--- TASK BRIEF ---
Look through the lines below, find those with the word "Shift", and copy them.

SOURCE MATERIAL: Begin

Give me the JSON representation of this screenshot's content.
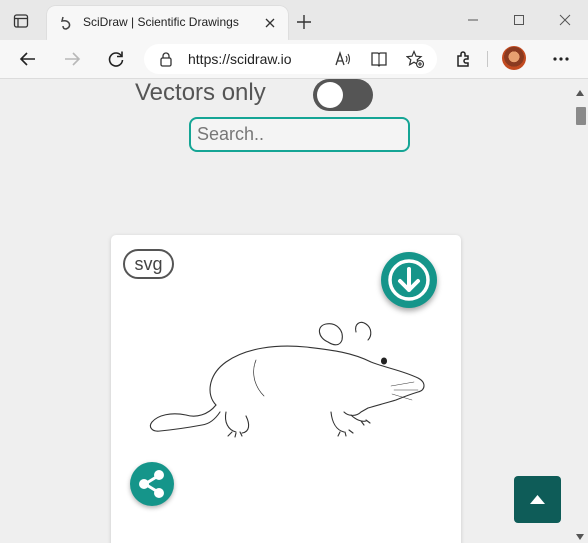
{
  "browser": {
    "tab_title": "SciDraw | Scientific Drawings",
    "url": "https://scidraw.io",
    "icons": [
      "tab-actions-icon",
      "scidraw-favicon",
      "close-icon",
      "plus-icon",
      "minimize-icon",
      "maximize-icon",
      "close-window-icon",
      "back-icon",
      "forward-icon",
      "refresh-icon",
      "lock-icon",
      "read-aloud-icon",
      "reader-view-icon",
      "add-favorite-icon",
      "extensions-icon",
      "profile-avatar",
      "more-icon"
    ]
  },
  "filters": {
    "vectors_only_label": "Vectors only",
    "vectors_only_enabled": false,
    "search_placeholder": "Search..",
    "search_value": ""
  },
  "card": {
    "format_badge": "svg",
    "image_subject": "mouse drawing",
    "icons": [
      "download-icon",
      "share-icon"
    ]
  },
  "colors": {
    "accent": "#15a595",
    "button_teal": "#15958a",
    "scroll_top_button": "#0e5c58",
    "toggle_off": "#555555"
  },
  "page_controls": {
    "icons": [
      "scroll-to-top-icon"
    ]
  }
}
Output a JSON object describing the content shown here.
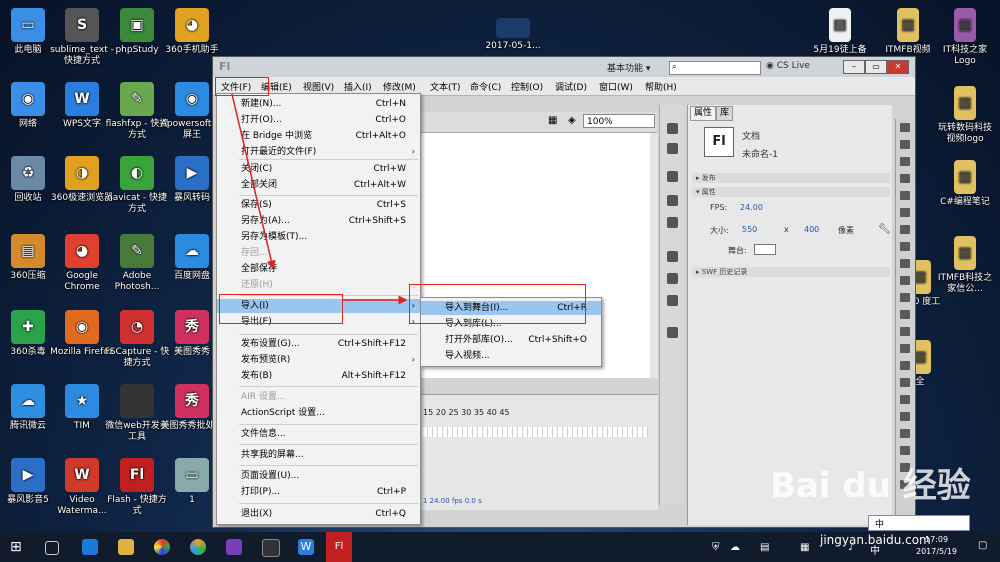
{
  "desktop_left": [
    {
      "label": "此电脑",
      "color": "#3a8ee6",
      "glyph": "▭"
    },
    {
      "label": "网络",
      "color": "#3a8ee6",
      "glyph": "◉"
    },
    {
      "label": "回收站",
      "color": "#6b8aa8",
      "glyph": "♻"
    },
    {
      "label": "360压缩",
      "color": "#d48a2a",
      "glyph": "▤"
    },
    {
      "label": "360杀毒",
      "color": "#2aa34a",
      "glyph": "✚"
    },
    {
      "label": "腾讯微云",
      "color": "#2e8fe0",
      "glyph": "☁"
    },
    {
      "label": "暴风影音5",
      "color": "#2a6fc6",
      "glyph": "▶"
    }
  ],
  "desktop_col2": [
    {
      "label": "sublime_text - 快捷方式",
      "color": "#555",
      "glyph": "S"
    },
    {
      "label": "WPS文字",
      "color": "#2a7ee0",
      "glyph": "W"
    },
    {
      "label": "360极速浏览器",
      "color": "#e0a020",
      "glyph": "◑"
    },
    {
      "label": "Google Chrome",
      "color": "#e04030",
      "glyph": "◕"
    },
    {
      "label": "Mozilla Firefox",
      "color": "#e06a20",
      "glyph": "◉"
    },
    {
      "label": "TIM",
      "color": "#2a8be0",
      "glyph": "★"
    },
    {
      "label": "Video Waterma...",
      "color": "#d03a2a",
      "glyph": "W"
    }
  ],
  "desktop_col3": [
    {
      "label": "phpStudy",
      "color": "#3a8a3a",
      "glyph": "▣"
    },
    {
      "label": "flashfxp - 快捷方式",
      "color": "#6aa84f",
      "glyph": "✎"
    },
    {
      "label": "navicat - 快捷方式",
      "color": "#3aa33a",
      "glyph": "◐"
    },
    {
      "label": "Adobe Photosh...",
      "color": "#4a7a3a",
      "glyph": "✎"
    },
    {
      "label": "FSCapture - 快捷方式",
      "color": "#d03030",
      "glyph": "◔"
    },
    {
      "label": "微信web开发者工具",
      "color": "#333",
      "glyph": "</>"
    },
    {
      "label": "Flash - 快捷方式",
      "color": "#c02020",
      "glyph": "Fl"
    }
  ],
  "desktop_col4": [
    {
      "label": "360手机助手",
      "color": "#e0a020",
      "glyph": "◕"
    },
    {
      "label": "Apowersoft 录屏王",
      "color": "#2a8be0",
      "glyph": "◉"
    },
    {
      "label": "暴风转码",
      "color": "#2a6fc6",
      "glyph": "▶"
    },
    {
      "label": "百度网盘",
      "color": "#2a8be0",
      "glyph": "☁"
    },
    {
      "label": "美图秀秀",
      "color": "#d03060",
      "glyph": "秀"
    },
    {
      "label": "美图秀秀批处理",
      "color": "#d03060",
      "glyph": "秀"
    },
    {
      "label": "1",
      "color": "#8aa",
      "glyph": "▭"
    }
  ],
  "desktop_top_center": "2017-05-1...",
  "desktop_right": [
    {
      "label": "5月19徒上备",
      "color": "#f0f0f0",
      "glyph": "▤"
    },
    {
      "label": "ITMFB视频",
      "color": "#e0c060",
      "glyph": "▥"
    },
    {
      "label": "IT科技之家Logo",
      "color": "#9a5aa8",
      "glyph": "▥"
    },
    {
      "label": "玩转数码科技视频logo",
      "color": "#e0c060",
      "glyph": "▥"
    },
    {
      "label": "C#编程笔记",
      "color": "#e0c060",
      "glyph": "▥"
    },
    {
      "label": "ITMFB科技之家信公...",
      "color": "#e0c060",
      "glyph": "▥"
    },
    {
      "label": "P5.0 度工",
      "color": "#e0c060",
      "glyph": "▥"
    },
    {
      "label": "全",
      "color": "#e0c060",
      "glyph": "▥"
    }
  ],
  "flash": {
    "logo": "Fl",
    "workspace": "基本功能 ▾",
    "search_placeholder": "",
    "cs_live": "CS Live",
    "menus": [
      "文件(F)",
      "编辑(E)",
      "视图(V)",
      "插入(I)",
      "修改(M)",
      "文本(T)",
      "命令(C)",
      "控制(O)",
      "调试(D)",
      "窗口(W)",
      "帮助(H)"
    ],
    "zoom": "100%",
    "frame_numbers": "15   20   25   30   35   40   45",
    "timeline_status": "1   24.00 fps   0.0 s",
    "props": {
      "tab_props": "属性",
      "tab_lib": "库",
      "doc_icon": "Fl",
      "doc_label": "文档",
      "doc_name": "未命名-1",
      "publish": "发布",
      "properties": "属性",
      "fps_label": "FPS:",
      "fps_value": "24.00",
      "size_label": "大小:",
      "width": "550",
      "x": "x",
      "height": "400",
      "unit": "像素",
      "stage_label": "舞台:",
      "swf_history": "SWF 历史记录"
    }
  },
  "file_menu": [
    {
      "label": "新建(N)...",
      "shortcut": "Ctrl+N"
    },
    {
      "label": "打开(O)...",
      "shortcut": "Ctrl+O"
    },
    {
      "label": "在 Bridge 中浏览",
      "shortcut": "Ctrl+Alt+O"
    },
    {
      "label": "打开最近的文件(F)",
      "shortcut": ""
    },
    {
      "label": "关闭(C)",
      "shortcut": "Ctrl+W"
    },
    {
      "label": "全部关闭",
      "shortcut": "Ctrl+Alt+W"
    },
    {
      "label": "保存(S)",
      "shortcut": "Ctrl+S"
    },
    {
      "label": "另存为(A)...",
      "shortcut": "Ctrl+Shift+S"
    },
    {
      "label": "另存为模板(T)...",
      "shortcut": ""
    },
    {
      "label": "存回...",
      "shortcut": ""
    },
    {
      "label": "全部保存",
      "shortcut": ""
    },
    {
      "label": "还原(H)",
      "shortcut": ""
    },
    {
      "label": "导入(I)",
      "shortcut": ""
    },
    {
      "label": "导出(E)",
      "shortcut": ""
    },
    {
      "label": "发布设置(G)...",
      "shortcut": "Ctrl+Shift+F12"
    },
    {
      "label": "发布预览(R)",
      "shortcut": ""
    },
    {
      "label": "发布(B)",
      "shortcut": "Alt+Shift+F12"
    },
    {
      "label": "AIR 设置...",
      "shortcut": ""
    },
    {
      "label": "ActionScript 设置...",
      "shortcut": ""
    },
    {
      "label": "文件信息...",
      "shortcut": ""
    },
    {
      "label": "共享我的屏幕...",
      "shortcut": ""
    },
    {
      "label": "页面设置(U)...",
      "shortcut": ""
    },
    {
      "label": "打印(P)...",
      "shortcut": "Ctrl+P"
    },
    {
      "label": "退出(X)",
      "shortcut": "Ctrl+Q"
    }
  ],
  "import_menu": [
    {
      "label": "导入到舞台(I)...",
      "shortcut": "Ctrl+R"
    },
    {
      "label": "导入到库(L)...",
      "shortcut": ""
    },
    {
      "label": "打开外部库(O)...",
      "shortcut": "Ctrl+Shift+O"
    },
    {
      "label": "导入视频...",
      "shortcut": ""
    }
  ],
  "taskbar": {
    "time": "17:09",
    "date": "2017/5/19",
    "ime": "中"
  },
  "watermark": {
    "brand": "Bai du 经验",
    "url": "jingyan.baidu.com"
  },
  "colors": {
    "highlight": "#99c5ef",
    "annotation": "#e0231f"
  }
}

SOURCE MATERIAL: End

--- WRITTEN ANSWER ---
      "shortcut": "Ctrl+Shift+S"
      "shortcut": "Ctrl+Shift+F12"
      "shortcut": "Alt+Shift+F12"
      "shortcut": "Ctrl+Shift+O"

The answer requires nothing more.